1. Where is this neighbourhood exactly and how do I get there?

The nexus of the Drive: 1rst and Commercial

The nexus of the Drive: 1rst and Commercial

JOHN: Since Kurt’s “sense of direction” is one of his superpowers, I’ll leave it to him to create the Googlemap that shows Commercial Drive – “The Drive” – to exist in the Grandview Woodlands community, roughly, between East 12 and Hastings Streets. You can get there from downtown or the suburbs by hopping on the Skytrain and getting off at the Commercial/Broadway Station.
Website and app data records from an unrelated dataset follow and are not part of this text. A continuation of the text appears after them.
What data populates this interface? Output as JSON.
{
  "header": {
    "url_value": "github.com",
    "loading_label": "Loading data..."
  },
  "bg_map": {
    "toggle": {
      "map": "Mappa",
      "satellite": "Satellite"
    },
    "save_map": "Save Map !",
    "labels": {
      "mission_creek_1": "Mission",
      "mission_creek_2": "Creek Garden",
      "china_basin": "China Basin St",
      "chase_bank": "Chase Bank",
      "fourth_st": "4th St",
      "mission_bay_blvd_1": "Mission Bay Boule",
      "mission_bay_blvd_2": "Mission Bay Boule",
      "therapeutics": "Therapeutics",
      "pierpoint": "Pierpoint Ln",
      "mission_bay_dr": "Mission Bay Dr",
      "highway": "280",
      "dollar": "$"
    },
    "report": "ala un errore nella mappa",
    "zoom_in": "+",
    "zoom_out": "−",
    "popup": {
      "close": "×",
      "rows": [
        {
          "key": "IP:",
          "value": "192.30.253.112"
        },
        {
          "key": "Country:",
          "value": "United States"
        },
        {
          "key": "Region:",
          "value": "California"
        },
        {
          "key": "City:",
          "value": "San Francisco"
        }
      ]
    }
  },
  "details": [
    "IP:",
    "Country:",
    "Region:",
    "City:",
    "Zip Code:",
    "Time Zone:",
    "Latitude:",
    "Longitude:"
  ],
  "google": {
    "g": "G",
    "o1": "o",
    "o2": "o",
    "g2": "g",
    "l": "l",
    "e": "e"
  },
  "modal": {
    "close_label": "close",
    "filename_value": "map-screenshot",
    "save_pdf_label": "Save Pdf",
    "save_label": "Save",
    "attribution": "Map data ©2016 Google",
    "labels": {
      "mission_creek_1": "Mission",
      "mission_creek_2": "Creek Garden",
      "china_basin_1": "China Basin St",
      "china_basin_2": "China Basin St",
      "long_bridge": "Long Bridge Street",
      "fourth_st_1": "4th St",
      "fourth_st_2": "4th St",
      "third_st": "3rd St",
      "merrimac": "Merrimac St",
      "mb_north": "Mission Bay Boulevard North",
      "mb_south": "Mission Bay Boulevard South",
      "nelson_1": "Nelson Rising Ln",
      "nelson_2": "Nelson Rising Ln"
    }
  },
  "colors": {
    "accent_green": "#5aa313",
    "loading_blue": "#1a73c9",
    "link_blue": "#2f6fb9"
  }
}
If you’re coming from downtown and would like to combine your trip with fun adventure, take the Number 20 bus, which travels through the Downtown Eastside and always yields conversations that are as entertaining as they are interesting.

KURT: Click here to go to the Googlemap.
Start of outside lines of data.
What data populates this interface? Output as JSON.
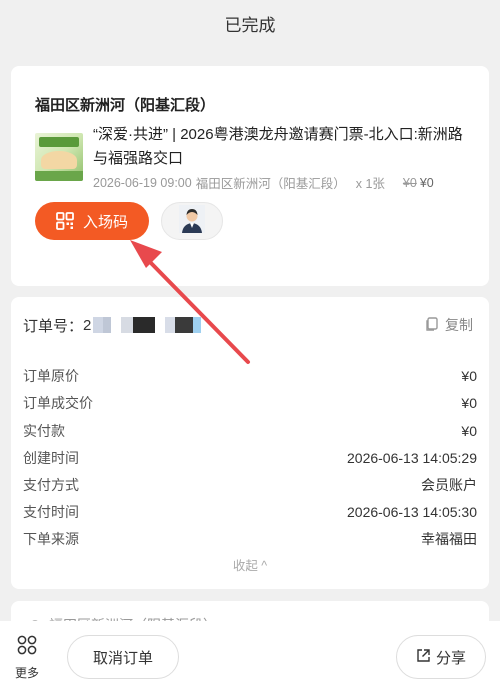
{
  "header": {
    "title": "已完成"
  },
  "ticket": {
    "venue": "福田区新洲河（阳基汇段）",
    "name": "“深爱·共进” | 2026粤港澳龙舟邀请赛门票-北入口:新洲路与福强路交口",
    "datetime": "2026-06-19 09:00",
    "location": "福田区新洲河（阳基汇段）",
    "quantity": "x 1张",
    "original_price": "¥0",
    "price": "¥0",
    "entry_button": "入场码",
    "icons": {
      "entry": "qr-code-icon",
      "avatar": "person-avatar-icon"
    }
  },
  "order": {
    "number_label": "订单号：",
    "number_visible": "2",
    "copy_label": "复制",
    "rows": [
      {
        "label": "订单原价",
        "value": "¥0"
      },
      {
        "label": "订单成交价",
        "value": "¥0"
      },
      {
        "label": "实付款",
        "value": "¥0"
      },
      {
        "label": "创建时间",
        "value": "2026-06-13 14:05:29"
      },
      {
        "label": "支付方式",
        "value": "会员账户"
      },
      {
        "label": "支付时间",
        "value": "2026-06-13 14:05:30"
      },
      {
        "label": "下单来源",
        "value": "幸福福田"
      }
    ],
    "collapse_label": "收起 ^"
  },
  "next_card": {
    "text": "福田区新洲河（阳基汇段）"
  },
  "bottom": {
    "more_label": "更多",
    "cancel_label": "取消订单",
    "share_label": "分享"
  },
  "colors": {
    "accent": "#f35a24",
    "arrow": "#e8494d"
  }
}
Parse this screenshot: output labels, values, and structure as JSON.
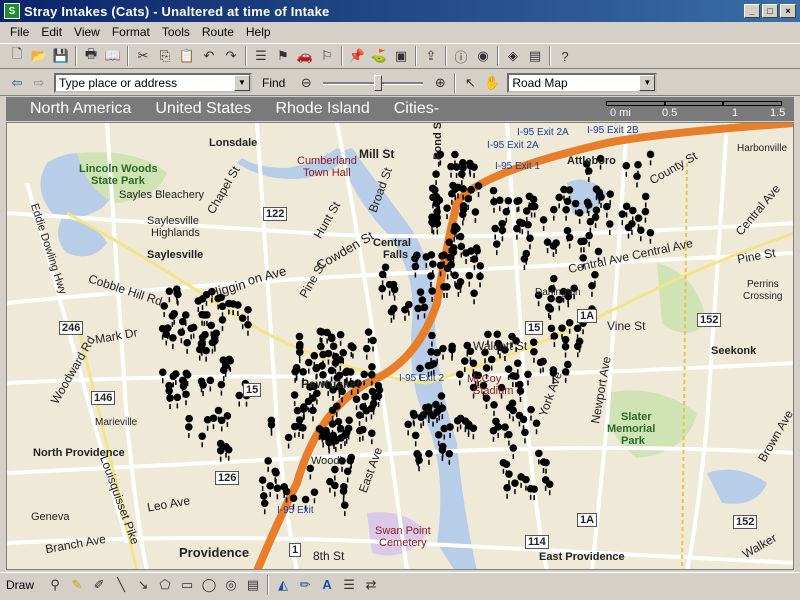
{
  "window": {
    "title": "Stray Intakes (Cats) - Unaltered at time of Intake",
    "minimize": "_",
    "maximize": "□",
    "close": "×"
  },
  "menu": [
    "File",
    "Edit",
    "View",
    "Format",
    "Tools",
    "Route",
    "Help"
  ],
  "toolbar2": {
    "search_placeholder": "Type place or address",
    "find_label": "Find",
    "zoom_level": 0.55,
    "map_style": "Road Map"
  },
  "breadcrumb": [
    "North America",
    "United States",
    "Rhode Island",
    "Cities-"
  ],
  "scale": {
    "labels": [
      "0 mi",
      "0.5",
      "1",
      "1.5"
    ]
  },
  "map_labels": {
    "lonsdale": "Lonsdale",
    "mill_st": "Mill St",
    "pond_st": "Pond St",
    "cumberland": "Cumberland",
    "town_hall": "Town Hall",
    "exit2a_1": "I-95 Exit 2A",
    "exit2b": "I-95 Exit 2B",
    "exit2a_2": "I-95 Exit 2A",
    "exit1": "I-95 Exit 1",
    "attleboro": "Attleboro",
    "harbonville": "Harbonville",
    "county_st": "County St",
    "lincoln_woods": "Lincoln Woods",
    "state_park": "State Park",
    "sayles_bleachery": "Sayles Bleachery",
    "chapel_st": "Chapel St",
    "saylesville_highlands": "Saylesville",
    "highlands": "Highlands",
    "saylesville": "Saylesville",
    "r122": "122",
    "hunt_st": "Hunt St",
    "broad_st": "Broad St",
    "central_falls": "Central",
    "falls": "Falls",
    "cowden_st": "Cowden St",
    "central_ave": "Central Ave Central Ave",
    "pine_st_e": "Pine St",
    "central_ave2": "Central Ave",
    "perrins": "Perrins",
    "crossing": "Crossing",
    "cobble_hill": "Cobble Hill Rd",
    "higgins": "Higgin",
    "on_ave": "on Ave",
    "pine_st": "Pine St",
    "darlington": "Darlington",
    "r1a_top": "1A",
    "vine_st": "Vine St",
    "r152": "152",
    "seekonk": "Seekonk",
    "r246": "246",
    "mark_dr": "Mark Dr",
    "r15": "15",
    "r15b": "15",
    "pawtucket": "Pawtucket",
    "walcott": "Walcott St",
    "exit2": "I-95 Exit 2",
    "mccoy": "McCoy",
    "stadium": "Stadium",
    "r146": "146",
    "marieville": "Marieville",
    "woodward": "Woodward Rd",
    "york_ave": "York Ave",
    "newport_ave": "Newport Ave",
    "slater": "Slater",
    "memorial": "Memorial",
    "park": "Park",
    "north_providence": "North Providence",
    "r126": "126",
    "woodlawn": "Woodl",
    "east_ave": "East Ave",
    "leo_ave": "Leo Ave",
    "exit_b": "I-95 Exit",
    "swan_point": "Swan Point",
    "cemetery": "Cemetery",
    "r1a_bot": "1A",
    "r152b": "152",
    "brown_ave": "Brown Ave",
    "geneva": "Geneva",
    "branch_ave": "Branch Ave",
    "louisquisset": "Louisquisset Pike",
    "providence": "Providence",
    "r1": "1",
    "eighth_st": "8th St",
    "r114": "114",
    "east_providence": "East Providence",
    "walker": "Walker",
    "eddie_dowling": "Eddie Dowling Hwy",
    "woodward_rd": "Woodward Rd"
  },
  "drawbar": {
    "draw_label": "Draw"
  },
  "colors": {
    "map_bg": "#efe9d8",
    "water": "#b7cde8",
    "park": "#cfe3b5",
    "highway": "#e87d2a",
    "road": "#ffffff",
    "marker": "#000000"
  }
}
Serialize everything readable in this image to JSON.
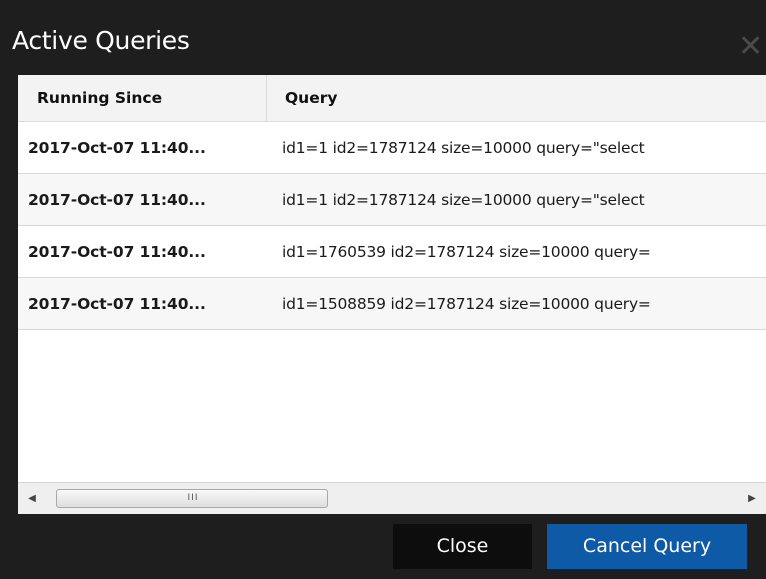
{
  "dialog": {
    "title": "Active Queries",
    "close_icon": "close-icon"
  },
  "table": {
    "columns": [
      "Running Since",
      "Query"
    ],
    "rows": [
      {
        "running_since": "2017-Oct-07 11:40...",
        "query": "id1=1 id2=1787124 size=10000 query=\"select"
      },
      {
        "running_since": "2017-Oct-07 11:40...",
        "query": "id1=1 id2=1787124 size=10000 query=\"select"
      },
      {
        "running_since": "2017-Oct-07 11:40...",
        "query": "id1=1760539 id2=1787124 size=10000 query="
      },
      {
        "running_since": "2017-Oct-07 11:40...",
        "query": "id1=1508859 id2=1787124 size=10000 query="
      }
    ]
  },
  "scrollbar": {
    "left_arrow": "◀",
    "right_arrow": "▶",
    "grip": "III"
  },
  "buttons": {
    "close_label": "Close",
    "cancel_label": "Cancel Query"
  },
  "colors": {
    "dialog_background": "#1e1e1e",
    "primary_button": "#0f5aa6",
    "secondary_button": "#0d0d0d"
  }
}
2. Why should a tourist/traveler be interested in it?

JOHN: The hipster culture and eclectic mix of people are great reasons. But the Commercial Drive neighbourhood, in my opinion, boasts some of the highest real estate prices in the city for two reasons: the food (so much local organic goodness) and the sense of community. People here really, really care about where they live and behave with a true sense of pride about it. The. Drive is the perfect place to start your night – most places close at midnight, so arrive for a delicious dinner, a few drinks, good music, and great times and then continue on with your Olympic exploration!
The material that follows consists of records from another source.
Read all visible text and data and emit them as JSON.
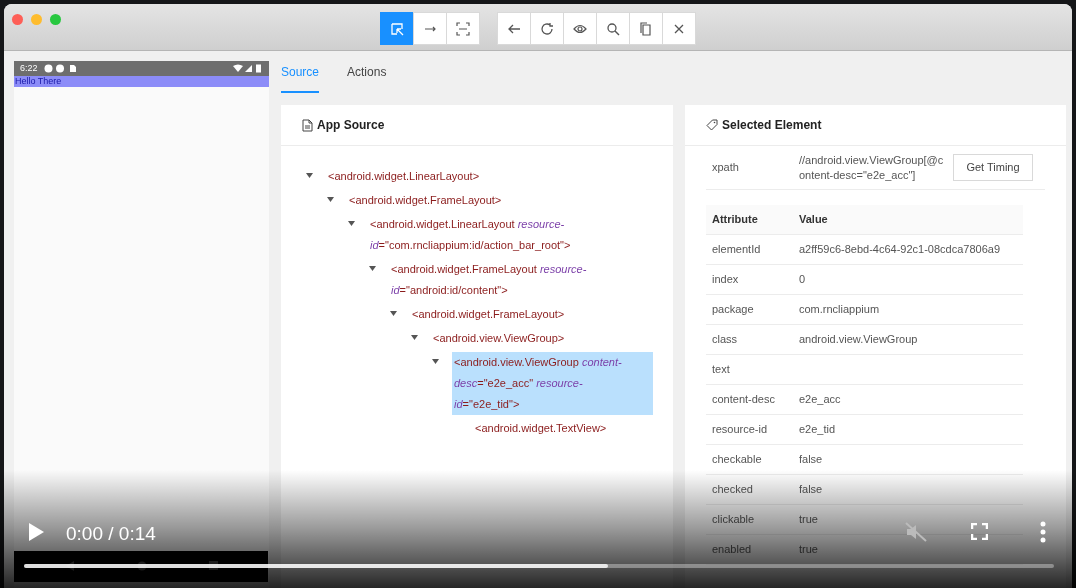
{
  "toolbar": {
    "groups": [
      {
        "buttons": [
          {
            "selected": true
          },
          {
            "selected": false
          },
          {
            "selected": false
          }
        ]
      },
      {
        "buttons": [
          {
            "selected": false
          },
          {
            "selected": false
          },
          {
            "selected": false
          },
          {
            "selected": false
          },
          {
            "selected": false
          },
          {
            "selected": false
          }
        ]
      }
    ]
  },
  "device": {
    "status_time": "6:22",
    "app_text": "Hello There"
  },
  "tabs": [
    {
      "label": "Source",
      "selected": true
    },
    {
      "label": "Actions",
      "selected": false
    }
  ],
  "app_source": {
    "title": "App Source",
    "tree": [
      {
        "label": "<android.widget.LinearLayout>",
        "expanded": true,
        "selected": false,
        "children": [
          {
            "label": "<android.widget.FrameLayout>",
            "expanded": true,
            "selected": false,
            "children": [
              {
                "label": "<android.widget.LinearLayout *resource-id*=\"com.rncliappium:id/action_bar_root\">",
                "expanded": true,
                "selected": false,
                "children": [
                  {
                    "label": "<android.widget.FrameLayout *resource-id*=\"android:id/content\">",
                    "expanded": true,
                    "selected": false,
                    "children": [
                      {
                        "label": "<android.widget.FrameLayout>",
                        "expanded": true,
                        "selected": false,
                        "children": [
                          {
                            "label": "<android.view.ViewGroup>",
                            "expanded": true,
                            "selected": false,
                            "children": [
                              {
                                "label": "<android.view.ViewGroup *content-desc*=\"e2e_acc\" *resource-id*=\"e2e_tid\">",
                                "expanded": true,
                                "selected": true,
                                "children": [
                                  {
                                    "label": "<android.widget.TextView>",
                                    "selected": false
                                  }
                                ]
                              }
                            ]
                          }
                        ]
                      }
                    ]
                  }
                ]
              }
            ]
          }
        ]
      }
    ]
  },
  "selected_element": {
    "title": "Selected Element",
    "xpath_label": "xpath",
    "xpath": "//android.view.ViewGroup[@content-desc=\"e2e_acc\"]",
    "timing_button": "Get Timing",
    "columns": [
      "Attribute",
      "Value"
    ],
    "rows": [
      {
        "attribute": "elementId",
        "value": "a2ff59c6-8ebd-4c64-92c1-08cdca7806a9"
      },
      {
        "attribute": "index",
        "value": "0"
      },
      {
        "attribute": "package",
        "value": "com.rncliappium"
      },
      {
        "attribute": "class",
        "value": "android.view.ViewGroup"
      },
      {
        "attribute": "text"
      },
      {
        "attribute": "content-desc",
        "value": "e2e_acc"
      },
      {
        "attribute": "resource-id",
        "value": "e2e_tid"
      },
      {
        "attribute": "checkable",
        "value": "false"
      },
      {
        "attribute": "checked",
        "value": "false"
      },
      {
        "attribute": "clickable",
        "value": "true"
      },
      {
        "attribute": "enabled",
        "value": "true"
      }
    ]
  },
  "video": {
    "time": "0:00 / 0:14",
    "muted": true,
    "level": 0.567
  }
}
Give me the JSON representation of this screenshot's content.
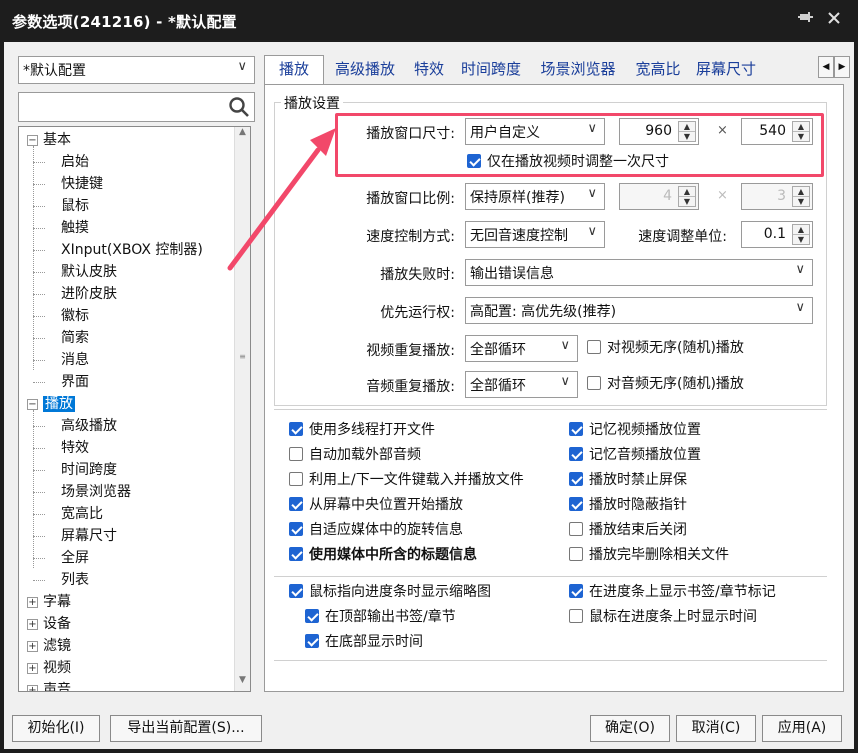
{
  "window": {
    "title": "参数选项(241216) - *默认配置",
    "pin_icon": "pin-icon",
    "close_icon": "close-icon"
  },
  "profile": {
    "selected": "*默认配置"
  },
  "search": {
    "value": "",
    "icon": "search-icon"
  },
  "tree": {
    "items": [
      {
        "label": "基本",
        "level": 0,
        "expander": "⊟"
      },
      {
        "label": "启始",
        "level": 1
      },
      {
        "label": "快捷键",
        "level": 1
      },
      {
        "label": "鼠标",
        "level": 1
      },
      {
        "label": "触摸",
        "level": 1
      },
      {
        "label": "XInput(XBOX 控制器)",
        "level": 1
      },
      {
        "label": "默认皮肤",
        "level": 1
      },
      {
        "label": "进阶皮肤",
        "level": 1
      },
      {
        "label": "徽标",
        "level": 1
      },
      {
        "label": "简索",
        "level": 1
      },
      {
        "label": "消息",
        "level": 1
      },
      {
        "label": "界面",
        "level": 1
      },
      {
        "label": "播放",
        "level": 0,
        "expander": "⊟",
        "selected": true
      },
      {
        "label": "高级播放",
        "level": 1
      },
      {
        "label": "特效",
        "level": 1
      },
      {
        "label": "时间跨度",
        "level": 1
      },
      {
        "label": "场景浏览器",
        "level": 1
      },
      {
        "label": "宽高比",
        "level": 1
      },
      {
        "label": "屏幕尺寸",
        "level": 1
      },
      {
        "label": "全屏",
        "level": 1
      },
      {
        "label": "列表",
        "level": 1
      },
      {
        "label": "字幕",
        "level": 0,
        "expander": "⊞"
      },
      {
        "label": "设备",
        "level": 0,
        "expander": "⊞"
      },
      {
        "label": "滤镜",
        "level": 0,
        "expander": "⊞"
      },
      {
        "label": "视频",
        "level": 0,
        "expander": "⊞"
      },
      {
        "label": "声音",
        "level": 0,
        "expander": "⊞"
      }
    ]
  },
  "tabs": [
    "播放",
    "高级播放",
    "特效",
    "时间跨度",
    "场景浏览器",
    "宽高比",
    "屏幕尺寸"
  ],
  "group_title": "播放设置",
  "size": {
    "label": "播放窗口尺寸:",
    "mode": "用户自定义",
    "width": "960",
    "times": "×",
    "height": "540",
    "once_label": "仅在播放视频时调整一次尺寸"
  },
  "ratio": {
    "label": "播放窗口比例:",
    "mode": "保持原样(推荐)",
    "a": "4",
    "times": "×",
    "b": "3"
  },
  "speed": {
    "label": "速度控制方式:",
    "mode": "无回音速度控制",
    "unit_label": "速度调整单位:",
    "unit": "0.1"
  },
  "fail": {
    "label": "播放失败时:",
    "mode": "输出错误信息"
  },
  "priority": {
    "label": "优先运行权:",
    "mode": "高配置: 高优先级(推荐)"
  },
  "video_repeat": {
    "label": "视频重复播放:",
    "mode": "全部循环",
    "shuffle_label": "对视频无序(随机)播放"
  },
  "audio_repeat": {
    "label": "音频重复播放:",
    "mode": "全部循环",
    "shuffle_label": "对音频无序(随机)播放"
  },
  "checks_left": [
    {
      "label": "使用多线程打开文件",
      "checked": true
    },
    {
      "label": "自动加载外部音频",
      "checked": false
    },
    {
      "label": "利用上/下一文件键载入并播放文件",
      "checked": false
    },
    {
      "label": "从屏幕中央位置开始播放",
      "checked": true
    },
    {
      "label": "自适应媒体中的旋转信息",
      "checked": true
    },
    {
      "label": "使用媒体中所含的标题信息",
      "checked": true,
      "bold": true
    }
  ],
  "checks_right": [
    {
      "label": "记忆视频播放位置",
      "checked": true
    },
    {
      "label": "记忆音频播放位置",
      "checked": true
    },
    {
      "label": "播放时禁止屏保",
      "checked": true
    },
    {
      "label": "播放时隐蔽指针",
      "checked": true
    },
    {
      "label": "播放结束后关闭",
      "checked": false
    },
    {
      "label": "播放完毕删除相关文件",
      "checked": false
    }
  ],
  "thumb": {
    "label": "鼠标指向进度条时显示缩略图",
    "top_label": "在顶部输出书签/章节",
    "bottom_label": "在底部显示时间"
  },
  "bookmark": {
    "label": "在进度条上显示书签/章节标记",
    "time_label": "鼠标在进度条上时显示时间"
  },
  "buttons": {
    "init": "初始化(I)",
    "export": "导出当前配置(S)...",
    "ok": "确定(O)",
    "cancel": "取消(C)",
    "apply": "应用(A)"
  },
  "colors": {
    "accent": "#0078d7",
    "highlight": "#f2486a",
    "titlebar": "#1d1d1d"
  }
}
3. What good and/or unique things are there to eat?

JOHN: See our video. It’s spectacular. For breakfast, I like Cafe du Soleil and recently had a fantastic experience at Theresa’s. For lunch, it’s all about Cafe Wazubee. For dinner, I love the no-utensils-sensual-dining-experience of Addis Cafe. Everyday favourites are Pane Vero cafe and The East End Food Co-op; if you are picking up groceries during your trip this is the place to go!

KURT: I’d like to add that my favorites in the area include the Bump and Grind (for some of the best coffee in the city). For a bio of the owner, check out our Get To Know Your Community section on owner Joe Peterson.

4. What can I do for fun in this neighbourhood?

JOHN: People watch and people talk. There are all sorts of “performers” skipping and dancing and twirling around The Drive. Such folks are great to watch – you can’t help but smile at the stick-twirling antics of Cloud Man – and even better to chat with. Their stories will give you a true sense of the neighbourhood, especially if you ask people what they think about the Olympics.

One of many sites to see.

One of many sites to see.

KURT: Another groovy thing about the drive is the wealth of street and mural art that adorns its walls and sidewalks. There are a number of great murals. To learn more about the murals in the area, check out this earlier post on the Gumboot about the Eastside Mural Project. In addition to the murals of Richard Tetrault, there are a ton of other great ones all along the street.

5. What are your three favourite things about The Drive?

JOHN: First, it’s all about the sense of community and how people are so passionate about preserving their businesses, homes, parks, and public spaces in a way that reflects their collective values. Second, the cultural history of the neighbourhood (did you know that English, while the most commonly spoken tongue, is a minority language in the Grandview-Woodland area?); during a visit to The Drive, a friend of mine from Calgary was heard to say, “this neighbourhood reminds me of New York City, and we have nothing like it in Calgary.” Third and finally, I love the struggle – for me it is both external and internal because of who I am and what I represent – for the future of the Grandview Woodlands community: will it succumb to Yuppification or retain it’s grunge and edginess? Only time will tell!